Input for this task ▸
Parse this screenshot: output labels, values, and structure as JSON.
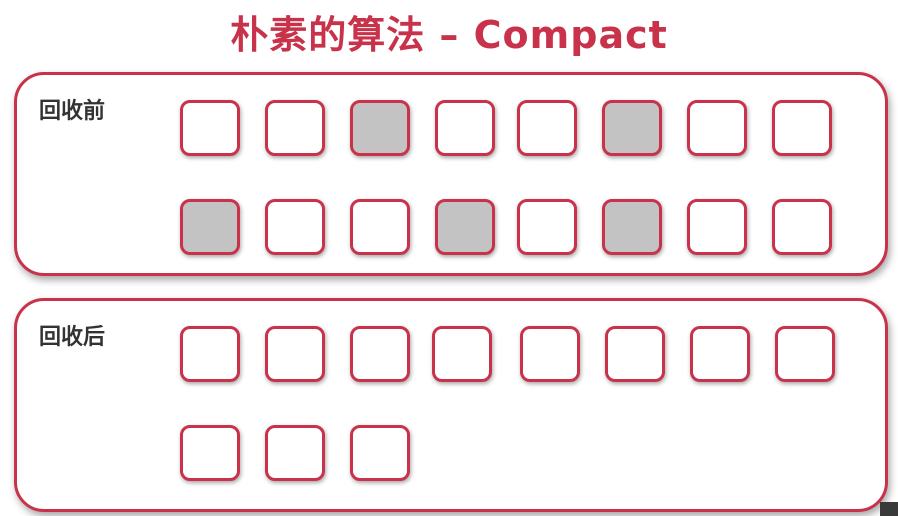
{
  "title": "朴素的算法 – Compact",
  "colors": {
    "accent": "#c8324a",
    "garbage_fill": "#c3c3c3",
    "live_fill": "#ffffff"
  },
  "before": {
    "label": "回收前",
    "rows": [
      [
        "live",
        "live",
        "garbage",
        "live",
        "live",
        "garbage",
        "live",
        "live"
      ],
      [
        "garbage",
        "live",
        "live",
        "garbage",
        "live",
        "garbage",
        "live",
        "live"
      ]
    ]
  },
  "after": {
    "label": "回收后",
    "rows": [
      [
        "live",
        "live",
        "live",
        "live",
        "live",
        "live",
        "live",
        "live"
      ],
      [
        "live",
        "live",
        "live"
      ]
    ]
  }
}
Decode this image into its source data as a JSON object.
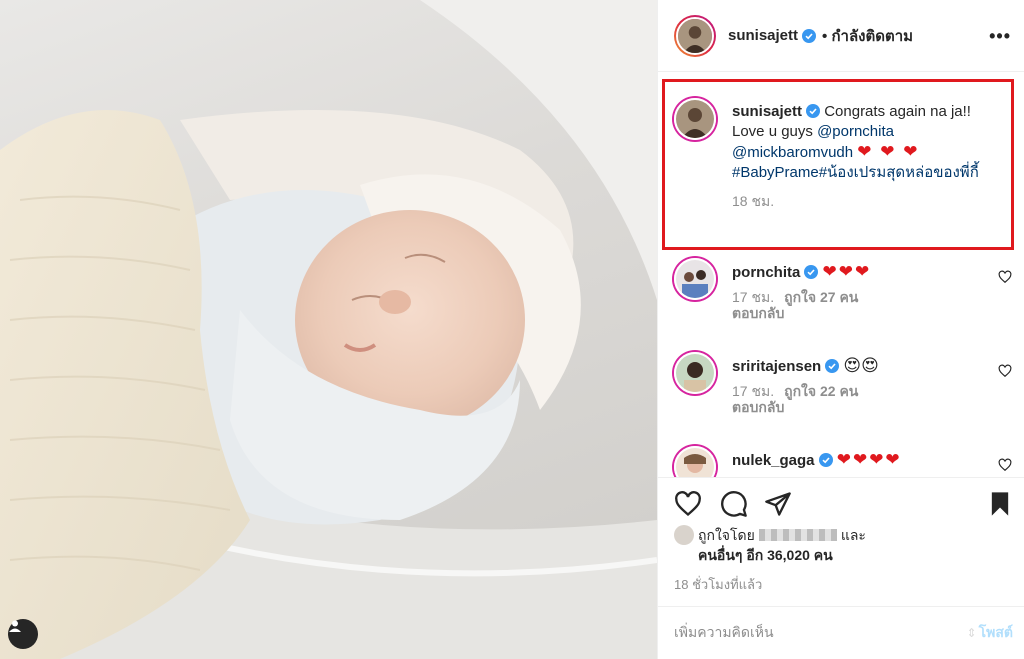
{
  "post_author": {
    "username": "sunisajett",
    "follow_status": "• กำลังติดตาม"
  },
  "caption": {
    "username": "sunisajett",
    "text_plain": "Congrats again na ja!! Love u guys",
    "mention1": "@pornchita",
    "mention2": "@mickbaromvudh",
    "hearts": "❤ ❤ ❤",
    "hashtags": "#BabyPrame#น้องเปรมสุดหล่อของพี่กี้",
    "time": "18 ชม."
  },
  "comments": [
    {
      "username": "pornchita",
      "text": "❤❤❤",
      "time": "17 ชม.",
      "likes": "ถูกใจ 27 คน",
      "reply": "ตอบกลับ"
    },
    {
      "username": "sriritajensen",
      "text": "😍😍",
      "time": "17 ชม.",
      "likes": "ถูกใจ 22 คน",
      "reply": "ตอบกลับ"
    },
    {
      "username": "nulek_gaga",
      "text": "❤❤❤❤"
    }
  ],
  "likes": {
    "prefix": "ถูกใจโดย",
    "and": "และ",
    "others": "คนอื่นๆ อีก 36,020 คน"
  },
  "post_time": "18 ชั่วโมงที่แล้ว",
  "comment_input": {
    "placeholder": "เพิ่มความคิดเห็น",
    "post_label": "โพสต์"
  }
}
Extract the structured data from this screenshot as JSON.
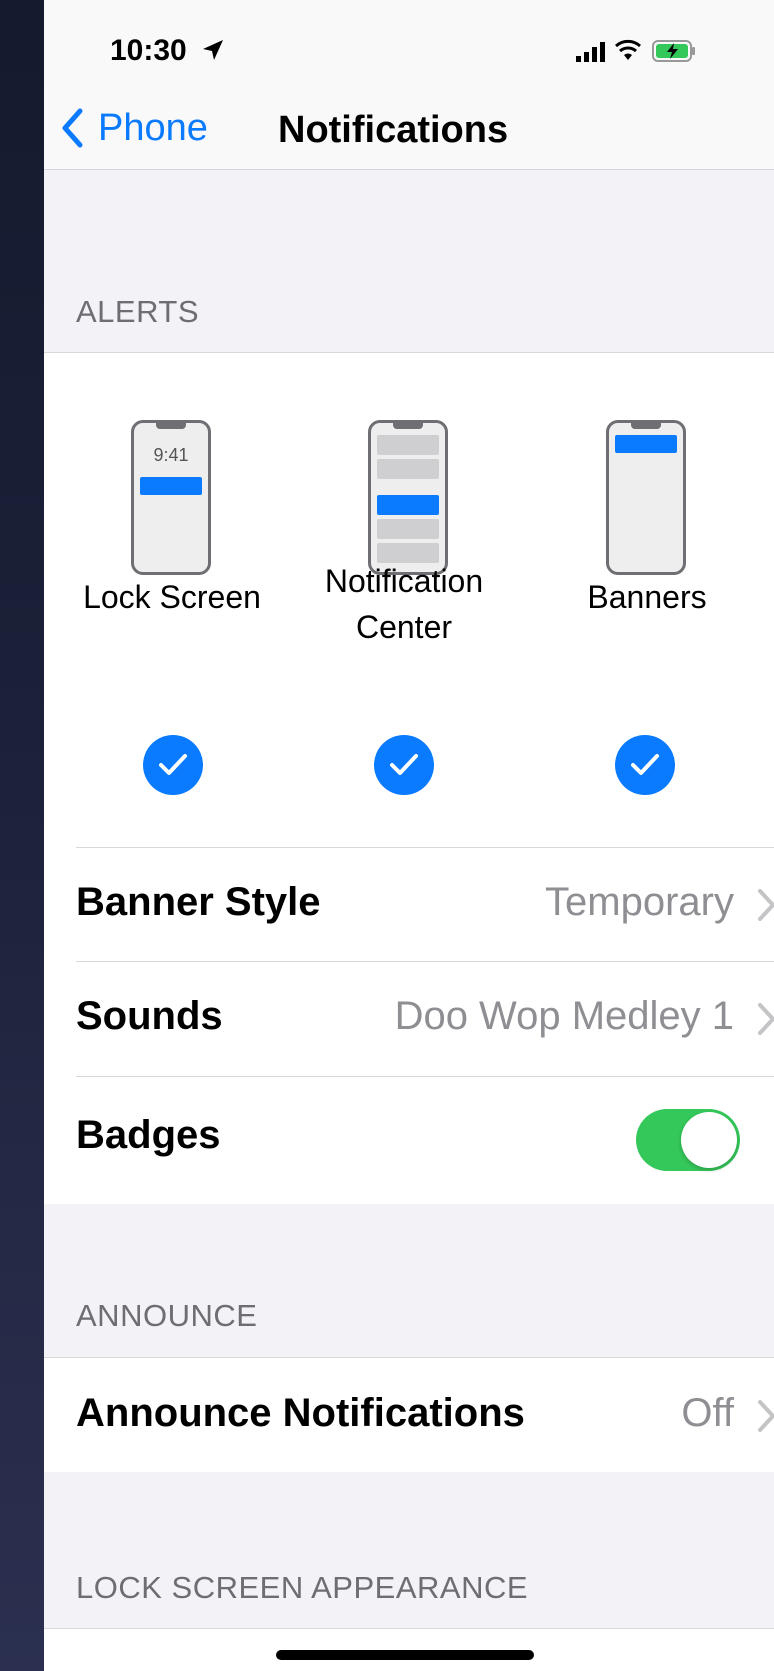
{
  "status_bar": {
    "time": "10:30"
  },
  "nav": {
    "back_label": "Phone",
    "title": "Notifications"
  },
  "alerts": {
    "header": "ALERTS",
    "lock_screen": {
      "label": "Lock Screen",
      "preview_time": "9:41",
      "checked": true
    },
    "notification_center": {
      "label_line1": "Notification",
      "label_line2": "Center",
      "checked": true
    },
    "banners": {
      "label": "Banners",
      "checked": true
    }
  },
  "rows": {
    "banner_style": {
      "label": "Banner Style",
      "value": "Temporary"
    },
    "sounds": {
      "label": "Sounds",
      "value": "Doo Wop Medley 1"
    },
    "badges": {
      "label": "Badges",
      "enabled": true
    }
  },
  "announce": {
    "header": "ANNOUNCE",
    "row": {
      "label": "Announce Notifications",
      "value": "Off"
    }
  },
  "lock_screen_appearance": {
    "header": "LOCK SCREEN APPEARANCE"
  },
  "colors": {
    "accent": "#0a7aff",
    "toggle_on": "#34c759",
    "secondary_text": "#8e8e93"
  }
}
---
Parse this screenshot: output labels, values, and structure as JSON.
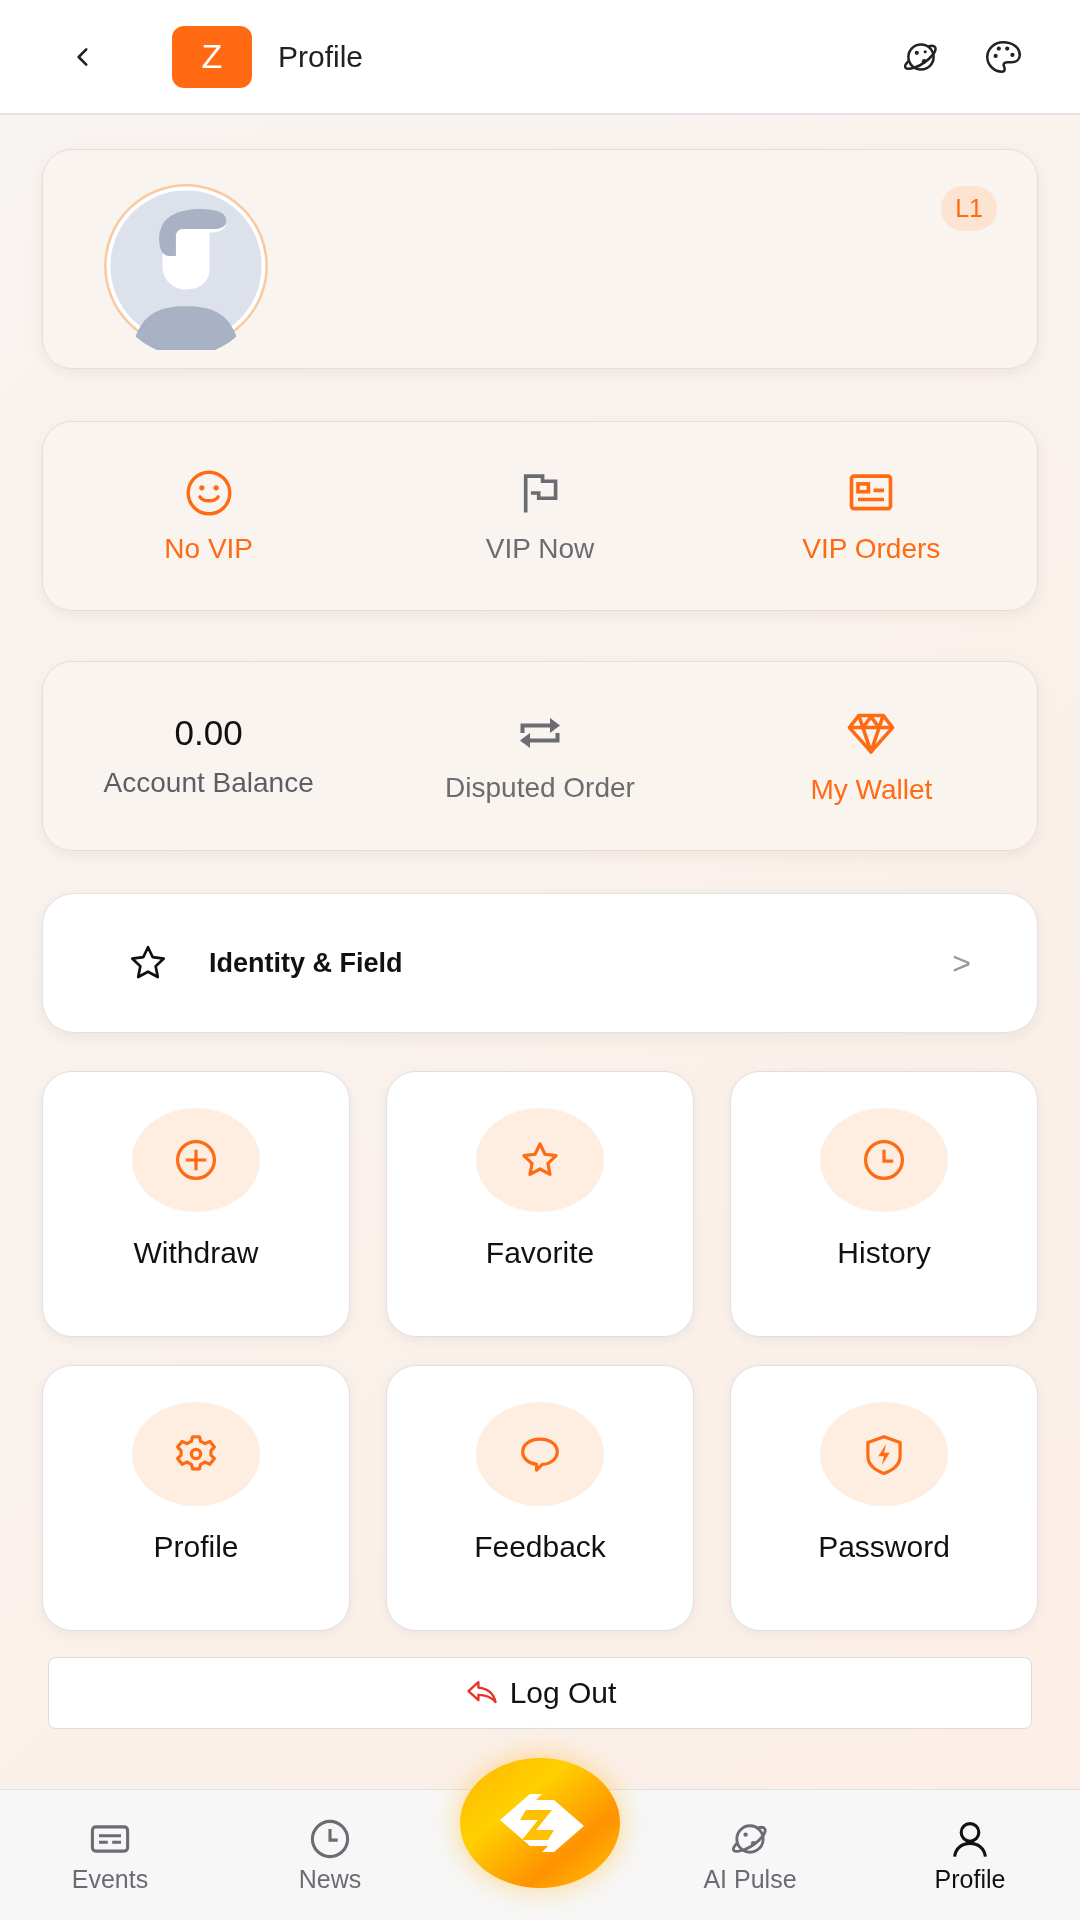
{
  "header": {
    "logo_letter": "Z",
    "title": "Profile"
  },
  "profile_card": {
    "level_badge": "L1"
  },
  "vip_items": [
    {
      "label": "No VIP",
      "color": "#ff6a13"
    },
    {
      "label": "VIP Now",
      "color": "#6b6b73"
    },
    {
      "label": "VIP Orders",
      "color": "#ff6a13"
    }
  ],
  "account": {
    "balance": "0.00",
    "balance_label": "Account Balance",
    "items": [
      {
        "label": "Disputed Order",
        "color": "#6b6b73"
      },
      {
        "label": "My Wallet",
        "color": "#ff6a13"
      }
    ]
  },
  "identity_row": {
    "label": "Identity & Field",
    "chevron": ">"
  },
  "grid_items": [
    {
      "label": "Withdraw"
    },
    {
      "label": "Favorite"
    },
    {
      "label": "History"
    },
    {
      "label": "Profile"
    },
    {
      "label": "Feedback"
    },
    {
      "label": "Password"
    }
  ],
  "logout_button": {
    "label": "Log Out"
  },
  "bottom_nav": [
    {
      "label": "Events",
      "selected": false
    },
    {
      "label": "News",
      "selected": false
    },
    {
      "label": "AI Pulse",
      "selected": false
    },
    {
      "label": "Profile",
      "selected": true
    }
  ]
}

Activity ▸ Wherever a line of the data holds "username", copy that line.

Output of the task ▸
    "username": "sunisajett",
    "username": "sunisajett",
      "username": "pornchita",
      "username": "sriritajensen",
      "username": "nulek_gaga",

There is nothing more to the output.